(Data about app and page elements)

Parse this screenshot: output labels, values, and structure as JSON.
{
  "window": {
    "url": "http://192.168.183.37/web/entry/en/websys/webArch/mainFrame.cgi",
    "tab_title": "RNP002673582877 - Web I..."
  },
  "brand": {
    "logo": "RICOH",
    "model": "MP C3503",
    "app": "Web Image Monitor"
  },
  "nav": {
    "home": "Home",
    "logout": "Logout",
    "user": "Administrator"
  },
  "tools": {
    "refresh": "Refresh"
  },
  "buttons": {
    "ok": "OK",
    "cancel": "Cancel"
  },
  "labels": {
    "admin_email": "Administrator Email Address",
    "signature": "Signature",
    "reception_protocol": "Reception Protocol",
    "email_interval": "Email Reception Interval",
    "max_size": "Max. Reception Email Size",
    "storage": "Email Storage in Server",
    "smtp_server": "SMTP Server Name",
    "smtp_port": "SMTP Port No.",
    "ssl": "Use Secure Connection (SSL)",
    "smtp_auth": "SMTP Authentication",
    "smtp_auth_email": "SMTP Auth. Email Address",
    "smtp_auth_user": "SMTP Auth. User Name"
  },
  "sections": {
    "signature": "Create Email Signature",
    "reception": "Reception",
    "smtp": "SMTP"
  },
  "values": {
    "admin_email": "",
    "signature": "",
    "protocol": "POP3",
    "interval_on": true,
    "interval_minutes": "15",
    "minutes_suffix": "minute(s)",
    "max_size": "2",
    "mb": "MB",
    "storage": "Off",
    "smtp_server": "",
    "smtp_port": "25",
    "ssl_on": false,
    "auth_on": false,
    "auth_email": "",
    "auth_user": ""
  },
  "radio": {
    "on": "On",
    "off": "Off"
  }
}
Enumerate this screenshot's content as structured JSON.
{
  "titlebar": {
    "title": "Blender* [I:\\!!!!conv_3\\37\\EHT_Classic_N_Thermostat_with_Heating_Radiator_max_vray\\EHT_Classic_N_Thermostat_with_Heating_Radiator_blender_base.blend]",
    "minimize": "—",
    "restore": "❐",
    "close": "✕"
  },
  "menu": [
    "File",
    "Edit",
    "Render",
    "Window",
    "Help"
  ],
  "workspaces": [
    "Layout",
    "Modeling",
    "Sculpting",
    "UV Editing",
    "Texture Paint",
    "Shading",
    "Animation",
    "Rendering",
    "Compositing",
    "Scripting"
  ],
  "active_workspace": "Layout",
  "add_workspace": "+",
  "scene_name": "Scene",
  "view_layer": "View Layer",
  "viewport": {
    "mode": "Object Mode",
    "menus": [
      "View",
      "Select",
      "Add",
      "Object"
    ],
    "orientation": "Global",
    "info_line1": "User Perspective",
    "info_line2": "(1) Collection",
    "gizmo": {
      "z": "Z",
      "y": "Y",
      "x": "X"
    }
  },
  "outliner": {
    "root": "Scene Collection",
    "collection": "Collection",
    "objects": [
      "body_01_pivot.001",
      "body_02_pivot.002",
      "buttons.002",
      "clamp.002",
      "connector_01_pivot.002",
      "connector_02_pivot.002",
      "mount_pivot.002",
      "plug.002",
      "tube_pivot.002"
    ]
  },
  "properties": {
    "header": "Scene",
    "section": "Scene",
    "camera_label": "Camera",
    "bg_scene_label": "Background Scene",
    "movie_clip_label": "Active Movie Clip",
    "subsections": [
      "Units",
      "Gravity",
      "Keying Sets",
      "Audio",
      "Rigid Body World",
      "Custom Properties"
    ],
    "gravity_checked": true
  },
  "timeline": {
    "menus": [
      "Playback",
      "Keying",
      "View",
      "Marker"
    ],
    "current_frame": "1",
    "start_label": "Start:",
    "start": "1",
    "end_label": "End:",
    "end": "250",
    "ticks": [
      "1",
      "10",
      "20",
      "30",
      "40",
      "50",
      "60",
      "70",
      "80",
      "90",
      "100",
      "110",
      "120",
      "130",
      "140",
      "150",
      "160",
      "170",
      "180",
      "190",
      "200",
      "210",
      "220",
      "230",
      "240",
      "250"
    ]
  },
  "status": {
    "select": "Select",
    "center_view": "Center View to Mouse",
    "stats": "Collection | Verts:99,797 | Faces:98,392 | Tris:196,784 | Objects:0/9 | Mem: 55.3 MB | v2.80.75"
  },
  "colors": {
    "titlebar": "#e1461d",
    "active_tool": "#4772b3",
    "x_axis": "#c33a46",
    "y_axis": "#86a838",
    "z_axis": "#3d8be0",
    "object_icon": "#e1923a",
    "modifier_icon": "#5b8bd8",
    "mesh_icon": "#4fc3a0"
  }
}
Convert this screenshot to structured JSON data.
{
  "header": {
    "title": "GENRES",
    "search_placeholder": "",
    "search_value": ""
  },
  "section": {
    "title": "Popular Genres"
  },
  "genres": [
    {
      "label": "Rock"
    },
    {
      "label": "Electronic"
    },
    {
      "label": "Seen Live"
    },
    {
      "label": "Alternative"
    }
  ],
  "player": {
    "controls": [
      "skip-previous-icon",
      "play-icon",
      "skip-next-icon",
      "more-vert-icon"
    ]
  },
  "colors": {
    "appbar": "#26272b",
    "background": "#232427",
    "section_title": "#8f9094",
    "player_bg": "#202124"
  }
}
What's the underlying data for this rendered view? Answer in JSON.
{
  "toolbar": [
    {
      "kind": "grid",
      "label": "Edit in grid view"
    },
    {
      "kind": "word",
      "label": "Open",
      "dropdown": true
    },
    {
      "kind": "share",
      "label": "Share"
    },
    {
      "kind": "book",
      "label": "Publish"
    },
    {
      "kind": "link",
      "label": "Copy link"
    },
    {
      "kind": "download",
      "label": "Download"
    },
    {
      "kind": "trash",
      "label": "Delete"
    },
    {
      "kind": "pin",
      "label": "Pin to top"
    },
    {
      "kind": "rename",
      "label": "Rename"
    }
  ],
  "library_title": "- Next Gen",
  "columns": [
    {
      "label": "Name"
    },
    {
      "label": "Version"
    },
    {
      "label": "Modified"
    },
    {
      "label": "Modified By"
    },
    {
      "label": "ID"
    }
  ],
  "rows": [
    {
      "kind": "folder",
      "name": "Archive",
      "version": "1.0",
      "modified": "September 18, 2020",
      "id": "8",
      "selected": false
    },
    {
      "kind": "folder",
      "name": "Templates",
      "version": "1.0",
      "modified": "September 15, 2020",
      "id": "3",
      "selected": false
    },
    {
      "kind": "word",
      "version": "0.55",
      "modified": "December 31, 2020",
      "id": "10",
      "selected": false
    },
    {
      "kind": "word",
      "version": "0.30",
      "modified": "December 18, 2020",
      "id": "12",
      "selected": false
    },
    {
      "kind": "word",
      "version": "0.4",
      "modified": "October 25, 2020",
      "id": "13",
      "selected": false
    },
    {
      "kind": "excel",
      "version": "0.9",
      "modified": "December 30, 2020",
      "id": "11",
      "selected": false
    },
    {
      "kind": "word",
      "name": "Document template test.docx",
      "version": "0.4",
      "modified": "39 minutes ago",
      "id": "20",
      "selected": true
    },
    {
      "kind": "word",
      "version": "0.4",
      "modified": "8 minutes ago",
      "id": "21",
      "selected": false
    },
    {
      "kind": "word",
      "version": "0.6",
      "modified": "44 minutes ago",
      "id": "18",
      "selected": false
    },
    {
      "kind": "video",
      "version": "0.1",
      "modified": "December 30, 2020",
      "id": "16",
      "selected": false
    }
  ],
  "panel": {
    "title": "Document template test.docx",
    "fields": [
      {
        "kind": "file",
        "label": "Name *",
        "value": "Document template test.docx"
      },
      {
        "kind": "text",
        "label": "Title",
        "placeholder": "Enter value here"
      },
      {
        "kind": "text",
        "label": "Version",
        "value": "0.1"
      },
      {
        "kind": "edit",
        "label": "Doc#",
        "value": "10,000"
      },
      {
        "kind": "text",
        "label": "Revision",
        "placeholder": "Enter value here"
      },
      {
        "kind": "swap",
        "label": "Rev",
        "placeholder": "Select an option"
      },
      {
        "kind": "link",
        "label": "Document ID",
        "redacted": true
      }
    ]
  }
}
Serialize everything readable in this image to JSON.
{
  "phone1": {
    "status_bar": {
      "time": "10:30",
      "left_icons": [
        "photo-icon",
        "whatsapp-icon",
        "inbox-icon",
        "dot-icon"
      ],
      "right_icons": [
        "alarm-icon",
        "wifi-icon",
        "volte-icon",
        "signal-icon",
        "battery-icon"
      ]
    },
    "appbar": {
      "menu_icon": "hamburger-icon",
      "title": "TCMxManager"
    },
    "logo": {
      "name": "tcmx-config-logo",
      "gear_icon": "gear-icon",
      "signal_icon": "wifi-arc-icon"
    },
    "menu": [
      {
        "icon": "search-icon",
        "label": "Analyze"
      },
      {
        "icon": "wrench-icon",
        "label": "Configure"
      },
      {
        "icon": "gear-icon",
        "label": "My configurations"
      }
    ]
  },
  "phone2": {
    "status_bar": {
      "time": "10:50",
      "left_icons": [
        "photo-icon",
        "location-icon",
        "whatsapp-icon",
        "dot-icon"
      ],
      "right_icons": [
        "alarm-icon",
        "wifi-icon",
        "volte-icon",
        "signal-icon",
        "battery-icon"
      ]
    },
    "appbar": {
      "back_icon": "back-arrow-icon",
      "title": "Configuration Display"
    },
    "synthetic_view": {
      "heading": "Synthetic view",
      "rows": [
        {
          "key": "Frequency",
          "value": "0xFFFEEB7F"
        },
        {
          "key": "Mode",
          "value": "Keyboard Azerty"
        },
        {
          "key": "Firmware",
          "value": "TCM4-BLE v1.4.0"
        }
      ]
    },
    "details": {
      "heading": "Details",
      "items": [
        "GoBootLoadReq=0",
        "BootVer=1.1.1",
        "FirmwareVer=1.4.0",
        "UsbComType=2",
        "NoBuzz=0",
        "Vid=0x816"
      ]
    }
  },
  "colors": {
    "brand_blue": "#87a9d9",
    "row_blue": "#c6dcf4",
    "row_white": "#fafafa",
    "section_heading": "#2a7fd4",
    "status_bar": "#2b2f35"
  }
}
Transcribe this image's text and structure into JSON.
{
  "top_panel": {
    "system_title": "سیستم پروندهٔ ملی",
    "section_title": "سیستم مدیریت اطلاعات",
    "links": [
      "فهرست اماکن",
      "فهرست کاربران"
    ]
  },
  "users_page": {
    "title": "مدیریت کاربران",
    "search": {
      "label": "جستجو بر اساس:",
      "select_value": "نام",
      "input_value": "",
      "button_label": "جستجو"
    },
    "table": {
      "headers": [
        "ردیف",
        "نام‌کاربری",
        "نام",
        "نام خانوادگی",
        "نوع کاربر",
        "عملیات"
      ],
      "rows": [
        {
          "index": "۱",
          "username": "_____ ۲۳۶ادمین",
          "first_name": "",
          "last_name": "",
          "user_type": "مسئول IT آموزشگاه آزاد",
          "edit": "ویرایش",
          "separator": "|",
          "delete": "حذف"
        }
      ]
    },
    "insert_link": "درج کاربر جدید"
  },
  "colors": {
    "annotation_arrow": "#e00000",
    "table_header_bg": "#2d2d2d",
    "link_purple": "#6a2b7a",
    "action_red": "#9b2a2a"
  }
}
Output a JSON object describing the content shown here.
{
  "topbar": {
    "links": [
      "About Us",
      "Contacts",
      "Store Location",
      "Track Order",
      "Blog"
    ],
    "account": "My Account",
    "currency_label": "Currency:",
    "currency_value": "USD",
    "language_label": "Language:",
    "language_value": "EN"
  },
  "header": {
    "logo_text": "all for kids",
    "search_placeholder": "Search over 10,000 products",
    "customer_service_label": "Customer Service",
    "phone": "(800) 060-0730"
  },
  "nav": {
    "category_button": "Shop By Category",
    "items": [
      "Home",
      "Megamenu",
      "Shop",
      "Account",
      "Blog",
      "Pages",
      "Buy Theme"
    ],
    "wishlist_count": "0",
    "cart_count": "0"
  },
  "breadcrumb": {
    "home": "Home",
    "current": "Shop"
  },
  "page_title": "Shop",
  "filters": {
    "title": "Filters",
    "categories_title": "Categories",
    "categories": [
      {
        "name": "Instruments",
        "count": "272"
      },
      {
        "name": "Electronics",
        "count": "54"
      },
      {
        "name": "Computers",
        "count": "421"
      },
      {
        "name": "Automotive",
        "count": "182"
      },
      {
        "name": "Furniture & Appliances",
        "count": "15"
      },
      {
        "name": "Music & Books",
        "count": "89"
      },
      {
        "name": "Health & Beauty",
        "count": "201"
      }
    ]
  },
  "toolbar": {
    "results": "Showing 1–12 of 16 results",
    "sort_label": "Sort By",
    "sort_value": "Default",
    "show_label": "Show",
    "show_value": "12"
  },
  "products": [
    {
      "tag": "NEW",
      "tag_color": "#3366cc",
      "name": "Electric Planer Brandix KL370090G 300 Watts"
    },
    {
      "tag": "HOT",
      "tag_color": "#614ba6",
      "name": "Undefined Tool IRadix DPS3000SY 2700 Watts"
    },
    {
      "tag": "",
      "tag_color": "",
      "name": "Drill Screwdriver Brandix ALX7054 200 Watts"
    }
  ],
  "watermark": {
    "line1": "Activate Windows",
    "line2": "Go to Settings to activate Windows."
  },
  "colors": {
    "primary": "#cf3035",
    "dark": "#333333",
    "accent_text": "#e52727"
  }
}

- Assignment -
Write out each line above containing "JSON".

- Worked solution -
Parse this screenshot: output labels, values, and structure as JSON.
Enumerate this screenshot's content as structured JSON.
Convert this screenshot to structured JSON data.
What's the underlying data for this rendered view? Answer in JSON.
Serialize everything readable in this image to JSON.
Transcribe this image's text and structure into JSON.
Output a JSON object describing the content shown here.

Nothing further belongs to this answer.